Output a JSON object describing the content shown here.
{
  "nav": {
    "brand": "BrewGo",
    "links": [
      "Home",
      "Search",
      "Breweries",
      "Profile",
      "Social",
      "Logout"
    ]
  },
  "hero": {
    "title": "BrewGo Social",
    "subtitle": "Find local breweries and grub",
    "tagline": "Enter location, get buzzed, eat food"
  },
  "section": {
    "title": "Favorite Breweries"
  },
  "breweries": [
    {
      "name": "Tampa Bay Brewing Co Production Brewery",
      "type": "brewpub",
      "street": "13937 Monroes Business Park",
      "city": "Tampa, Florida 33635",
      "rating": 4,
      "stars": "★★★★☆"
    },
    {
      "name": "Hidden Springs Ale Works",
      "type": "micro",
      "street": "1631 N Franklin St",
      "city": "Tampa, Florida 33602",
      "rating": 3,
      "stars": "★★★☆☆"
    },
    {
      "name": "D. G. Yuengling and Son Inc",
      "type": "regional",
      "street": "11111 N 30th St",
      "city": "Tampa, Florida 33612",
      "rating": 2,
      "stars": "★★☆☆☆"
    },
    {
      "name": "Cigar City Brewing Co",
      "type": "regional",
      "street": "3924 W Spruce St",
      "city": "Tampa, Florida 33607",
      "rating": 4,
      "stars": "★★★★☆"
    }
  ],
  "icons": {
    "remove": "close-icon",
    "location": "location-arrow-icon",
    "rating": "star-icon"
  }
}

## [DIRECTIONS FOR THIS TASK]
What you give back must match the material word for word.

## [EXERCISE RESPONSE]
Output a JSON object describing the content shown here.
{
  "nav": {
    "brand": "BrewGo",
    "links": [
      "Home",
      "Search",
      "Breweries",
      "Profile",
      "Social",
      "Logout"
    ]
  },
  "hero": {
    "title": "BrewGo Social",
    "subtitle": "Find local breweries and grub",
    "tagline": "Enter location, get buzzed, eat food"
  },
  "section": {
    "title": "Favorite Breweries"
  },
  "breweries": [
    {
      "name": "Tampa Bay Brewing Co Production Brewery",
      "type": "brewpub",
      "street": "13937 Monroes Business Park",
      "city": "Tampa, Florida 33635",
      "rating": 4,
      "stars": "★★★★☆"
    },
    {
      "name": "Hidden Springs Ale Works",
      "type": "micro",
      "street": "1631 N Franklin St",
      "city": "Tampa, Florida 33602",
      "rating": 3,
      "stars": "★★★☆☆"
    },
    {
      "name": "D. G. Yuengling and Son Inc",
      "type": "regional",
      "street": "11111 N 30th St",
      "city": "Tampa, Florida 33612",
      "rating": 2,
      "stars": "★★☆☆☆"
    },
    {
      "name": "Cigar City Brewing Co",
      "type": "regional",
      "street": "3924 W Spruce St",
      "city": "Tampa, Florida 33607",
      "rating": 4,
      "stars": "★★★★☆"
    }
  ],
  "icons": {
    "remove": "close-icon",
    "location": "location-arrow-icon",
    "rating": "star-icon"
  }
}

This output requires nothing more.